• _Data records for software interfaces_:

:::

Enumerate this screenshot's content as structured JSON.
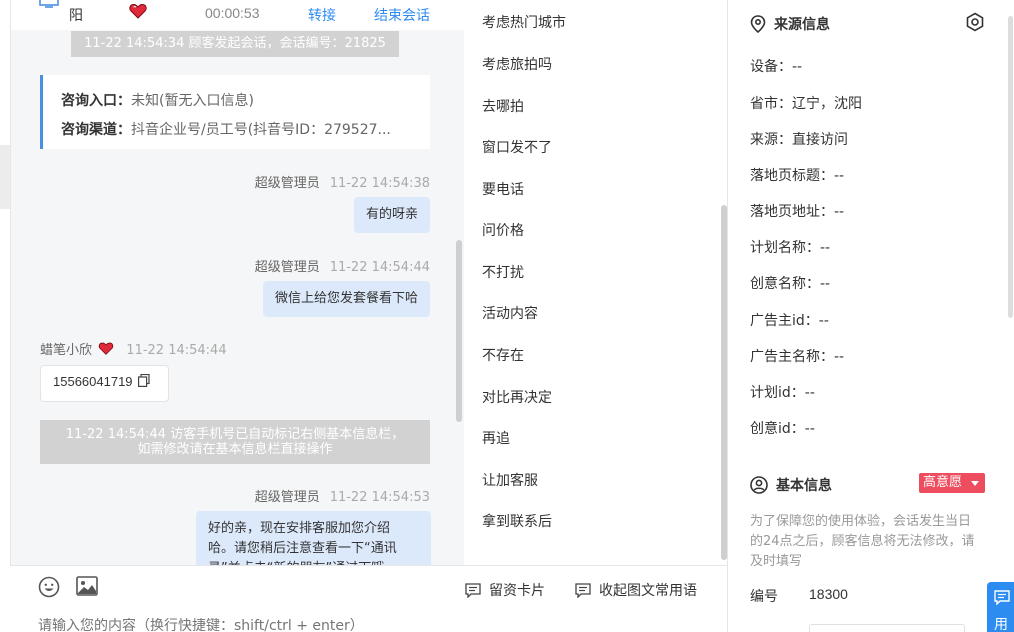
{
  "header": {
    "visitor_name": "阳",
    "timer": "00:00:53",
    "transfer_label": "转接",
    "end_label": "结束会话"
  },
  "chat": {
    "session_start": "11-22 14:54:34 顾客发起会话，会话编号：21825",
    "entry_label": "咨询入口：",
    "entry_value": "未知(暂无入口信息)",
    "channel_label": "咨询渠道：",
    "channel_value": "抖音企业号/员工号(抖音号ID：279527...",
    "messages": [
      {
        "sender": "超级管理员",
        "time": "11-22 14:54:38",
        "text": "有的呀亲"
      },
      {
        "sender": "超级管理员",
        "time": "11-22 14:54:44",
        "text": "微信上给您发套餐看下哈"
      },
      {
        "sender": "蜡笔小欣",
        "time": "11-22 14:54:44",
        "text": "15566041719"
      },
      {
        "sender": "超级管理员",
        "time": "11-22 14:54:53",
        "line1": "好的亲，现在安排客服加您介绍",
        "line2": "哈。请您稍后注意查看一下“通讯",
        "line3": "录”並点击“新的朋友”通过下哦"
      }
    ],
    "auto_mark_line1": "11-22 14:54:44 访客手机号已自动标记右侧基本信息栏，",
    "auto_mark_line2": "如需修改请在基本信息栏直接操作"
  },
  "composer": {
    "card_label": "留资卡片",
    "collapse_label": "收起图文常用语",
    "placeholder": "请输入您的内容（换行快捷键：shift/ctrl + enter）"
  },
  "phrases": [
    "考虑热门城市",
    "考虑旅拍吗",
    "去哪拍",
    "窗口发不了",
    "要电话",
    "问价格",
    "不打扰",
    "活动内容",
    "不存在",
    "对比再决定",
    "再追",
    "让加客服",
    "拿到联系后"
  ],
  "source_info": {
    "title": "来源信息",
    "rows": [
      "设备：--",
      "省市：辽宁，沈阳",
      "来源：直接访问",
      "落地页标题：--",
      "落地页地址：--",
      "计划名称：--",
      "创意名称：--",
      "广告主id：--",
      "广告主名称：--",
      "计划id：--",
      "创意id：--"
    ]
  },
  "basic_info": {
    "title": "基本信息",
    "intent_tag": "高意愿",
    "notice": "为了保障您的使用体验，会话发生当日的24点之后，顾客信息将无法修改，请及时填写",
    "id_label": "编号",
    "id_value": "18300"
  },
  "float_button": {
    "label": "用"
  },
  "colors": {
    "accent": "#2d8cf0",
    "tag_red": "#ee4c5f",
    "bubble_blue": "#dce9fb"
  }
}
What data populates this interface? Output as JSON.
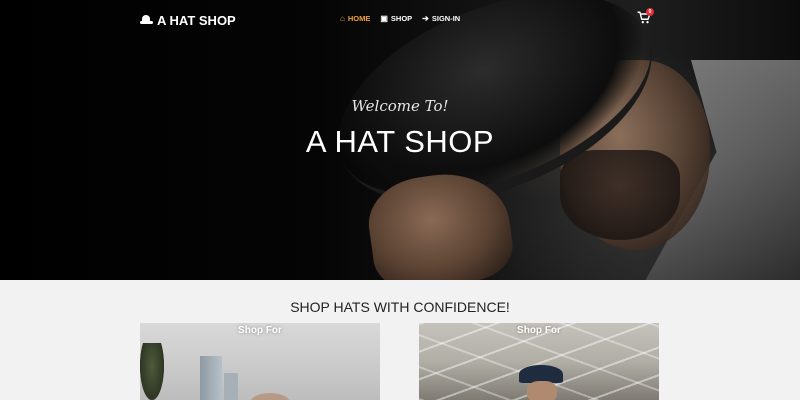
{
  "nav": {
    "brand": "A HAT SHOP",
    "brand_icon": "hat-icon",
    "items": [
      {
        "label": "HOME",
        "icon": "home-icon",
        "active": true
      },
      {
        "label": "SHOP",
        "icon": "shopping-bag-icon",
        "active": false
      },
      {
        "label": "SIGN-IN",
        "icon": "sign-in-icon",
        "active": false
      }
    ],
    "cart_icon": "cart-icon",
    "cart_count": "0"
  },
  "hero": {
    "welcome": "Welcome To!",
    "title": "A HAT SHOP"
  },
  "section": {
    "title": "SHOP HATS WITH CONFIDENCE!"
  },
  "cards": [
    {
      "label": "Shop For"
    },
    {
      "label": "Shop For"
    }
  ],
  "colors": {
    "active_nav": "#f0a23a",
    "badge": "#e0303a",
    "section_bg": "#f2f2f2"
  }
}
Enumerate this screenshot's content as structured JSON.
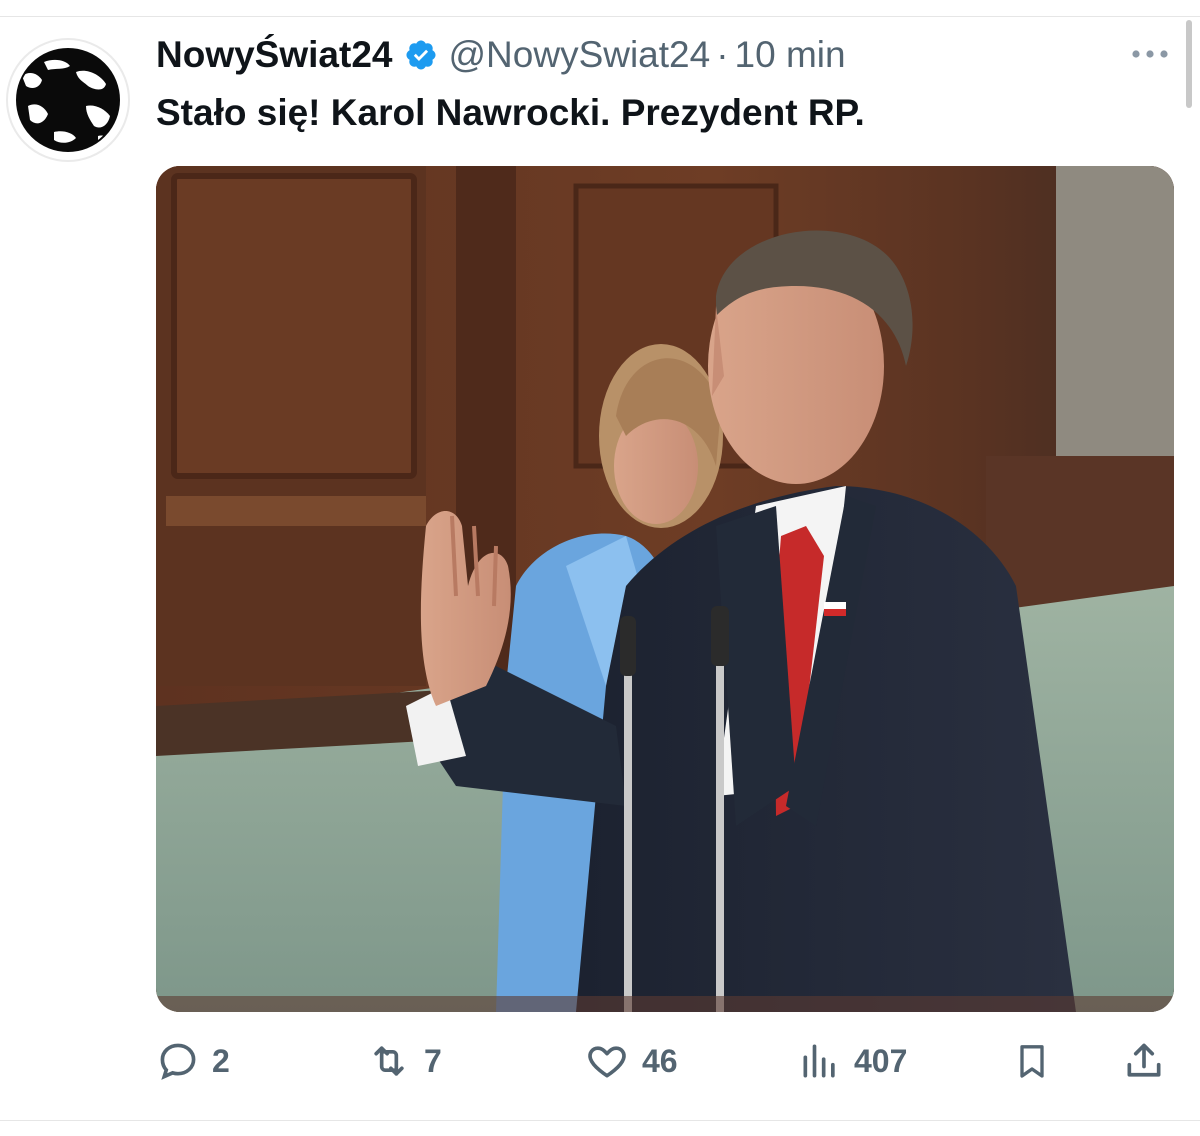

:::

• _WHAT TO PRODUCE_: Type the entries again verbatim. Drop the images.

• _OUTPUT FOR THIS EXERCISE_:
Enumerate this screenshot's content as structured JSON.
{
  "header": {
    "visitor_name": "阳",
    "timer": "00:00:53",
    "transfer_label": "转接",
    "end_label": "结束会话"
  },
  "chat": {
    "session_start": "11-22 14:54:34 顾客发起会话，会话编号：21825",
    "entry_label": "咨询入口：",
    "entry_value": "未知(暂无入口信息)",
    "channel_label": "咨询渠道：",
    "channel_value": "抖音企业号/员工号(抖音号ID：279527...",
    "messages": [
      {
        "sender": "超级管理员",
        "time": "11-22 14:54:38",
        "text": "有的呀亲"
      },
      {
        "sender": "超级管理员",
        "time": "11-22 14:54:44",
        "text": "微信上给您发套餐看下哈"
      },
      {
        "sender": "蜡笔小欣",
        "time": "11-22 14:54:44",
        "text": "15566041719"
      },
      {
        "sender": "超级管理员",
        "time": "11-22 14:54:53",
        "line1": "好的亲，现在安排客服加您介绍",
        "line2": "哈。请您稍后注意查看一下“通讯",
        "line3": "录”並点击“新的朋友”通过下哦"
      }
    ],
    "auto_mark_line1": "11-22 14:54:44 访客手机号已自动标记右侧基本信息栏，",
    "auto_mark_line2": "如需修改请在基本信息栏直接操作"
  },
  "composer": {
    "card_label": "留资卡片",
    "collapse_label": "收起图文常用语",
    "placeholder": "请输入您的内容（换行快捷键：shift/ctrl + enter）"
  },
  "phrases": [
    "考虑热门城市",
    "考虑旅拍吗",
    "去哪拍",
    "窗口发不了",
    "要电话",
    "问价格",
    "不打扰",
    "活动内容",
    "不存在",
    "对比再决定",
    "再追",
    "让加客服",
    "拿到联系后"
  ],
  "source_info": {
    "title": "来源信息",
    "rows": [
      "设备：--",
      "省市：辽宁，沈阳",
      "来源：直接访问",
      "落地页标题：--",
      "落地页地址：--",
      "计划名称：--",
      "创意名称：--",
      "广告主id：--",
      "广告主名称：--",
      "计划id：--",
      "创意id：--"
    ]
  },
  "basic_info": {
    "title": "基本信息",
    "intent_tag": "高意愿",
    "notice": "为了保障您的使用体验，会话发生当日的24点之后，顾客信息将无法修改，请及时填写",
    "id_label": "编号",
    "id_value": "18300"
  },
  "float_button": {
    "label": "用"
  },
  "colors": {
    "accent": "#2d8cf0",
    "tag_red": "#ee4c5f",
    "bubble_blue": "#dce9fb"
  }
}
What data populates this interface? Output as JSON.
{
  "nav": {
    "brand": "A HAT SHOP",
    "brand_icon": "hat-icon",
    "items": [
      {
        "label": "HOME",
        "icon": "home-icon",
        "active": true
      },
      {
        "label": "SHOP",
        "icon": "shopping-bag-icon",
        "active": false
      },
      {
        "label": "SIGN-IN",
        "icon": "sign-in-icon",
        "active": false
      }
    ],
    "cart_icon": "cart-icon",
    "cart_count": "0"
  },
  "hero": {
    "welcome": "Welcome To!",
    "title": "A HAT SHOP"
  },
  "section": {
    "title": "SHOP HATS WITH CONFIDENCE!"
  },
  "cards": [
    {
      "label": "Shop For"
    },
    {
      "label": "Shop For"
    }
  ],
  "colors": {
    "active_nav": "#f0a23a",
    "badge": "#e0303a",
    "section_bg": "#f2f2f2"
  }
}
Enumerate this screenshot's content as structured JSON.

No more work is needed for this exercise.